Elizabeth R. Monnet​ Author   

Order her novel from US bookstores, such as Readers Books and Book Passage, and from Amazon.  



Photo of Sonoma Plaza by the author

​LEGAL BACKGROUND TO NOVEL DRAMA

In the novel, one of the lawyers, George DeRosa grumbles about the US law of insider trading:

"I don’t like the fuzziness of it. From my admittedly brief research, the law of insider trading looks like a Frankenstein monster. It’s a labyrinth of case law stitched together with various SEC rules and regs, all derived from section 10(b) of the 1934 Securities and Exchange Act. The appellate courts have to keep weighing in on who’s breaking the law—and who isn’t—because there’s no clear statutory guidance on what constitutes illegal insider trading. It’s an unnatural beast.”

He has a point.
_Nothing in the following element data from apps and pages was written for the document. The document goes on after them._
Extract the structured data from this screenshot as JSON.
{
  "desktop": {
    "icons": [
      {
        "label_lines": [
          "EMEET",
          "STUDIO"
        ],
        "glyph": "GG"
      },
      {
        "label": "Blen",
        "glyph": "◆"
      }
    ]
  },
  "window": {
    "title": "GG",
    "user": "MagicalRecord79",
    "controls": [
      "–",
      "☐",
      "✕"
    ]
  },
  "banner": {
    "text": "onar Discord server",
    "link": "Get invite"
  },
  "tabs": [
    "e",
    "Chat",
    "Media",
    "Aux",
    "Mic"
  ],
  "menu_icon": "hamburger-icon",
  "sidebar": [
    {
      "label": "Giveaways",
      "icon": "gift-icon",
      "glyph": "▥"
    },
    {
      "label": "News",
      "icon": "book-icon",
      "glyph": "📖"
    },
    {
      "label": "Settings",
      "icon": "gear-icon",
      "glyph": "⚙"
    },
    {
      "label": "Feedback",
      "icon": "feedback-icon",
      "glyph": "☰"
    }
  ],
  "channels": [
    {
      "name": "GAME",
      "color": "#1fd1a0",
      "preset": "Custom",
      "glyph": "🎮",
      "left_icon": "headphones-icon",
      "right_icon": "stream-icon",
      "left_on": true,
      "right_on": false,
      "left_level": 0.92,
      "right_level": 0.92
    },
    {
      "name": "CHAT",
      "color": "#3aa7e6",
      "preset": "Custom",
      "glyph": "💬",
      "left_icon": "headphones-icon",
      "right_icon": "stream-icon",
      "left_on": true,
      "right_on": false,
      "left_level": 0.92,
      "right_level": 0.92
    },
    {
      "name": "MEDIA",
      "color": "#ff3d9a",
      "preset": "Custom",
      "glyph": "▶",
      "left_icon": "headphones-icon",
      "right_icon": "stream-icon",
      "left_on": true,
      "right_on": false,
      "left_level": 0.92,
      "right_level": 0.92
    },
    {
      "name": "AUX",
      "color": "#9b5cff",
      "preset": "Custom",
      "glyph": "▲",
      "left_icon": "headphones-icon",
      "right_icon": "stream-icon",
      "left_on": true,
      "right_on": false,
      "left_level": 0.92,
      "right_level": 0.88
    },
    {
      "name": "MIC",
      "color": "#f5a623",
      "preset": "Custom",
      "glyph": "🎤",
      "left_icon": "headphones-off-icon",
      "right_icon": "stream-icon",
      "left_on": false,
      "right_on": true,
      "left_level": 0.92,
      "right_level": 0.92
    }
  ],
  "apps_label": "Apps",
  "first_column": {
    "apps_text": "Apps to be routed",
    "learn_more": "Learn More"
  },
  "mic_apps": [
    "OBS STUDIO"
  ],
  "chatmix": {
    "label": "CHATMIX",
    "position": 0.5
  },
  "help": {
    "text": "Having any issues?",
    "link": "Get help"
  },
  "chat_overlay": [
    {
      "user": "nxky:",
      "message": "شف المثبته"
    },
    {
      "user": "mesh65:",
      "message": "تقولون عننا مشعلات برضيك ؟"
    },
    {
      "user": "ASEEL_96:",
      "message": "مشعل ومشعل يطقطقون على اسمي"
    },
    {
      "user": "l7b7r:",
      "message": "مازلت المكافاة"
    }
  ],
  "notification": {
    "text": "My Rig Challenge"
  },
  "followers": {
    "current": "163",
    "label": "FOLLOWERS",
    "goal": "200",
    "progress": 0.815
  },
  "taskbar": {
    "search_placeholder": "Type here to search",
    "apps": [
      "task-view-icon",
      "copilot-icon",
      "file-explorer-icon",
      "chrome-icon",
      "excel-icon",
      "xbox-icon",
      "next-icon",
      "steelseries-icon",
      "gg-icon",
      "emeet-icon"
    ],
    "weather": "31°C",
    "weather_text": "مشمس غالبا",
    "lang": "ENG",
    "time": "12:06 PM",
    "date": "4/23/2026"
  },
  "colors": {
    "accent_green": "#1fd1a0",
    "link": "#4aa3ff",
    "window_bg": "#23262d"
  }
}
In Dirks v. SEC, 463 U.S. 646 (1983) the US Supreme Court established the legal criteria for determining the existence of illegal insider trading. However, the legal battles that have ensued in federal District and Appellate courts since 1983 suggest that the Dirks legal precedent is far from clear. 
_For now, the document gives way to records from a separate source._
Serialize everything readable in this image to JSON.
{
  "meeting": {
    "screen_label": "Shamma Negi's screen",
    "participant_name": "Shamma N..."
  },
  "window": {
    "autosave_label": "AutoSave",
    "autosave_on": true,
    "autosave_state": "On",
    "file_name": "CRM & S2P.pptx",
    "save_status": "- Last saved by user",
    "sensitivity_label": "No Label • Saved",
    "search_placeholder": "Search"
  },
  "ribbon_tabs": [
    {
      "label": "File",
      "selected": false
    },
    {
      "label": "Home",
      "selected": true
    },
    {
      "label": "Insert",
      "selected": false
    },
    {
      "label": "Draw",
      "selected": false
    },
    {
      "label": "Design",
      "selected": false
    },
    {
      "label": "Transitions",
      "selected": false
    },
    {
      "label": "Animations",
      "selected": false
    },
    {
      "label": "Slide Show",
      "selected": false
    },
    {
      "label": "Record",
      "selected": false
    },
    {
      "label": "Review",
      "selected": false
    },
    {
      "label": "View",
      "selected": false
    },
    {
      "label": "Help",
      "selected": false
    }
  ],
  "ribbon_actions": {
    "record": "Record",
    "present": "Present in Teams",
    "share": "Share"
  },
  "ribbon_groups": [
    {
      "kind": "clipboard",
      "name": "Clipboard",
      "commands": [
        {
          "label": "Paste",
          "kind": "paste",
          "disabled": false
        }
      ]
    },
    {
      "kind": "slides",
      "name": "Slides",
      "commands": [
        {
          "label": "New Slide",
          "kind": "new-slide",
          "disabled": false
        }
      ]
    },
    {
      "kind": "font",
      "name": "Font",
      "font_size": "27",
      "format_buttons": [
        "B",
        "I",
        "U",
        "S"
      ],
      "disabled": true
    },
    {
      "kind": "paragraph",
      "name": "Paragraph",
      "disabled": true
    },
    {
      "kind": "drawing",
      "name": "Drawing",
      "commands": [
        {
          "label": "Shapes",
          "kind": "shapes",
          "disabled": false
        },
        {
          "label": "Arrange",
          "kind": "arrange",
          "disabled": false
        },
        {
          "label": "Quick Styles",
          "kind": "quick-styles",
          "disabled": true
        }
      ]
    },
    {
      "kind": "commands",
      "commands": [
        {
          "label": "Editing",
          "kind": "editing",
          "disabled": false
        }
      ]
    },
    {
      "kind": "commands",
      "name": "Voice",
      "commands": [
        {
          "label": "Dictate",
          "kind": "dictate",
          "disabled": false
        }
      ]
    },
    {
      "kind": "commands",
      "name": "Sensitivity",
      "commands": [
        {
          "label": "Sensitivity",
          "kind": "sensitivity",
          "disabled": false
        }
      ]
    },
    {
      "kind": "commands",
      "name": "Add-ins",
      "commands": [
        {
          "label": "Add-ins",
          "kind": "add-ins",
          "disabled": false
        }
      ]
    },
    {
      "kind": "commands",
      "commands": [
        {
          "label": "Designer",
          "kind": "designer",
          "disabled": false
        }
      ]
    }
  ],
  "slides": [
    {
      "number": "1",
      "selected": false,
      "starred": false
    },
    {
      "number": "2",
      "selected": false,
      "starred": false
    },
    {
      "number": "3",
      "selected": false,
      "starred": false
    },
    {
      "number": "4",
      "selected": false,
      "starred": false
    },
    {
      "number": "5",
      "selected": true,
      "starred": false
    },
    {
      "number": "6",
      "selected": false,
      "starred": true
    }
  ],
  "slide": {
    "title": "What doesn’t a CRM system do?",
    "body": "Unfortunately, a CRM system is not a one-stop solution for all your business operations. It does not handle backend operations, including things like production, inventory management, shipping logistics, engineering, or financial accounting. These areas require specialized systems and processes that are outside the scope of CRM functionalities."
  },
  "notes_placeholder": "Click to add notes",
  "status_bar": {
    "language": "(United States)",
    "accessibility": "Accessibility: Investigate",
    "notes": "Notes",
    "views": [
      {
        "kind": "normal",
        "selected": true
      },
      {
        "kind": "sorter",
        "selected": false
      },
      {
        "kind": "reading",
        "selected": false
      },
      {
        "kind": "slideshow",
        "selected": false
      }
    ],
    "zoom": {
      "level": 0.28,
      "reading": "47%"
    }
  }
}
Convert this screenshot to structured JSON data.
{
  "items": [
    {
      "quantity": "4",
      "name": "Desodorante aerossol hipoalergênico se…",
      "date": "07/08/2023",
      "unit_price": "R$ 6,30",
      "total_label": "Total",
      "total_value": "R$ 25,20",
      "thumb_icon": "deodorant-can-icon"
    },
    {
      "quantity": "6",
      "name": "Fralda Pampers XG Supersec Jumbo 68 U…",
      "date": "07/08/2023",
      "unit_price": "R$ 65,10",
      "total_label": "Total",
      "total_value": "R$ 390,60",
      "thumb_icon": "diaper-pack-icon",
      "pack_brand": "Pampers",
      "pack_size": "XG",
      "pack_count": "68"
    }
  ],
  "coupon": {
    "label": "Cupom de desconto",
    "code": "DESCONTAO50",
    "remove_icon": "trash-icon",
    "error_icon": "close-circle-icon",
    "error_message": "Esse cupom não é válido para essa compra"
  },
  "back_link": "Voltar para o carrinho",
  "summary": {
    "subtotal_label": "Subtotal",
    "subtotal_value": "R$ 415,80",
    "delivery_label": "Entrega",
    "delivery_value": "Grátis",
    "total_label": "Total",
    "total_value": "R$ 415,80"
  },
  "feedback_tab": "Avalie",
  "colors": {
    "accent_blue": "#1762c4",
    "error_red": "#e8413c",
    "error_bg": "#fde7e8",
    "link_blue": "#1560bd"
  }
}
In US v. O'Hagan, 521 U.S. 642, 666 (1997)  the US Supreme Court established the legal criteria for determining the existence of illegal insider trading under the misappropriation theory of insider trading. However federal District and Appellate court decisions since O'Hagan also lack consistency.

In US v. Kim, 184 F. Supp. 2nd. 1006 (2002), the US District court (N.D. California) ruled that a person who learned inside information from a fellow member of a private club could not be found guilty of illegal insider trading under the misappropriation theory.

In contrast, in US v. McGee, 955 F. Supp. 2d 466 (2013), the US District court (E.D. Pennsylvania) ruled that a person who learned inside information from a fellow member of AA could be found guilty of illegal insider trading under the same misappropriation theory. This opinion was later affirmed by the Third Circuit US Court of Appeals. 

​In SEC v. Steffes, Case No. 1:10-cv-06266 (N.D. Ill. Verdict Jan. 27, 2014) a jury found that employees who learned about a potential company merger from work related observations were not guilty of illegal insider trading. 

​The battle continues.